A year ago, Merrimack finished 22-10 and lost in the first round of the NCAA Division II Tournament. 

It was the program's final go-round as a D-II program as they began the transition to Division I. 

This season the Warriors have been the shock of small-conference basketball. They are 19-11, the best team in the Northeast Conference (13-4) and have set the record for most wins by a first-year D-I team. You read right: no school in the history of Division I has won more games in its first year of competition than these Merrimack Warriors. 

Unfortunately, Merrimack's ineligible for the 2020 NCAA Tournament, the NIT and even the NEC Tournament. It's ineligible next year, too. And in 2022 and 2023.

Why? NCAA rules deem it mandatory. There's a four-year NCAA postseason moratorium for schools that transition to D-I. The rule has been in place since 2011. From 2002-2011 it was five years. Prior to that, it was a two-year prohibition. Currently, for Division III schools, if you want to make a move to Division I the transition period is 12 years and requires you to have a long holdover in D-II.

"The resulting structure will ensure that reclassifying members are committed to the D-I philosophy and operating principles," an NCAA statement from 2011 reads. "In addition, this legislation will increase the likelihood that such institutions will operate successful, competitive programs at the D-I level."

But with Minnesota-based St. Thomas making its move out of D-III and into D-I, an NCAA representative told me the protocol regarding D-III shifts will be changed soon. 

As for Merrimack and its postseason problem for 2020, the NCAA determines ineligibility only for the NCAA Tournament and NIT, meaning the team's season will not end Thursday night when it hosts Central Connecticut. The CBI and CIT are not NCAA-run, so Merrimack is able to play come March in either of those small-time tourneys.

"We are 100% going to play in one of those two events," Warriors coach Joe Gallo told CBS Sports. "Have an official invite from the CIT, it will most likely be them."

The NCAA does not have any say over Merrimack's eligibility with its conference tournament. The NEC made the call on not allowing Merrimack to participate in the NEC playoffs, the reason being that the NEC does not want to have a situation wherein Merrimack wins the NEC bracket only to have the loser of the title game take the automatic bid.

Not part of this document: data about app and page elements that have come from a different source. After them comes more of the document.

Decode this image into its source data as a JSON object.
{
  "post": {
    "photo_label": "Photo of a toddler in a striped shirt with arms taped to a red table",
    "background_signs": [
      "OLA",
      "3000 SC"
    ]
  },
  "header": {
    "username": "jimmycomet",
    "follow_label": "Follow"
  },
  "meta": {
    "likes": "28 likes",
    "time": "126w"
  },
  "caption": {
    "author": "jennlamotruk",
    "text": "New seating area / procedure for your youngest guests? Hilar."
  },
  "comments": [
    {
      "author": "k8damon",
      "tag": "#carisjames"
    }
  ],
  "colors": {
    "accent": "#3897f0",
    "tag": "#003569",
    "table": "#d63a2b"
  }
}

It is within a conference's right to do that, though. For example, the ASUN is allowing North Alabama into its conference tournament even though North Alabama is not NCAA Tournament-eligible until 2023. 

"I have not heard anything different from the NEC," Gallo said. "I'm assuming it will be all four years." 

Why the four-year wait for this process? The biggest and most obvious reason is Division I is already bloated with 353 teams -- D-I would probably benefit from shrinking by about 80 teams -- and if it was a one- or two-year process, you might have another 30 schools trying to get in. Nowadays, you also need a conference to formally invite you, plus the application to the NCAA costs $10,000. The rules and regulations from D-I vs. D-II or D-III are different, so there is a financial component that is taken into account as well, to make sure the schools have the infrastructure in place to support the jump.

Merrimack, North Alabama and Cal Baptist are all in various stages of D-I transition and so they are not eligible for NCAA or NIT tourneys. 

But the NCAA Tournament and NIT are immaterial to merely playing in one's league tournament, and it's unfair to the Merrimack seniors to not even get a chance at the NEC Tournament. Those players should have the opportunity to win a trophy in postseason play. The league should amend protocol for the next three seasons. This has been a great story for men's basketball this season, and to see it be put on hiatus for nearly three weeks (until the CIT starts) is regrettable.